Regulators have decided to take a close look at three of Green Mountain Power's newest programs to see how much value they bring to customers.
The programs are the cold climate heat pumps, heat pump water heaters and the ConnectDER program designed to make solar power feed into the power grid more efficiently.
The Department of Public Service is responsible for looking out for the general public on utility issues.
The department requested a thorough evaluation of the programs because they've now completed an 18-month pilot period. That pilot process is a regulatory framework designed to foster innovation in statewide efforts to reduce greenhouse gas emissions and use more renewable energy.
Public Service Commissioner Chris Recchia said the request wasn't based on any specific concerns about the programs, “but because we want to vet ... what have been the costs, what are the benefits, and to give parties and the public an opportunity to see those before they become part of the program.”
The assessment comes as regulators at the Public Service Board evaluate Green Mountain Power's rates for next year. The board, according to its decision Tuesday, will take a close look at the new programs before deciding how they should fit into customer rates.
Green Mountain Power spokeswoman Kristin Carlson says the company welcomes further scrutiny of the programs.

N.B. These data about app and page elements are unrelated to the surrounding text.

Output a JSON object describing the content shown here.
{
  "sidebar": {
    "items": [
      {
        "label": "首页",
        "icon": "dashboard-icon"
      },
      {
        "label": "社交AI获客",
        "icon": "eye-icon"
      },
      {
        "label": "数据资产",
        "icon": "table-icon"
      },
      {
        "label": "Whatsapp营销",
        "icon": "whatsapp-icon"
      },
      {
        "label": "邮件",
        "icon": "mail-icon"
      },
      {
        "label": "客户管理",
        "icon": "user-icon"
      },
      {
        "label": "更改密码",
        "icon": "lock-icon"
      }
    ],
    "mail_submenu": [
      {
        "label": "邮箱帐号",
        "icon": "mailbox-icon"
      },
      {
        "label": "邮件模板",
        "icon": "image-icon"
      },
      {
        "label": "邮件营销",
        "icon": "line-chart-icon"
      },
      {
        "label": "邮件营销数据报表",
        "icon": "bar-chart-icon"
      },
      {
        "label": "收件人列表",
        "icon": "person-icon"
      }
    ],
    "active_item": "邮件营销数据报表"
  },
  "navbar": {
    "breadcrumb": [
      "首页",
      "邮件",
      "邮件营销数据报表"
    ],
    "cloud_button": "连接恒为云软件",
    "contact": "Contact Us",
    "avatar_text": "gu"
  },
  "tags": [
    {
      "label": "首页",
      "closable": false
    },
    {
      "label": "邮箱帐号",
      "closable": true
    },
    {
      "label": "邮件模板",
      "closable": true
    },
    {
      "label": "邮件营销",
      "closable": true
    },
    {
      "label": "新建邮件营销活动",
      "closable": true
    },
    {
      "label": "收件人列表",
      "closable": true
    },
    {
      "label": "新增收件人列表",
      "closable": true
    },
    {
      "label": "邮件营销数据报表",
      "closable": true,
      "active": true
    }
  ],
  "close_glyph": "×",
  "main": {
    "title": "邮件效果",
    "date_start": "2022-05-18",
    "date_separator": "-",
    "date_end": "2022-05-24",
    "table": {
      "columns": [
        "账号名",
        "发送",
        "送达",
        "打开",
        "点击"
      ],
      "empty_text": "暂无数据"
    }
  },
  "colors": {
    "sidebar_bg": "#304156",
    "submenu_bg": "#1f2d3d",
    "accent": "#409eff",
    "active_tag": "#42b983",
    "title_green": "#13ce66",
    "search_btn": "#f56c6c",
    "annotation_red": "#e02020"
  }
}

“We think it's great to have this conversation and the more people who learn about these programs we think they're going to be just as excited as the customers who have already signed up for them,” she said.
The company’s rollout of Tesla home batteries is also in an 18-month pilot, but that has not yet expired.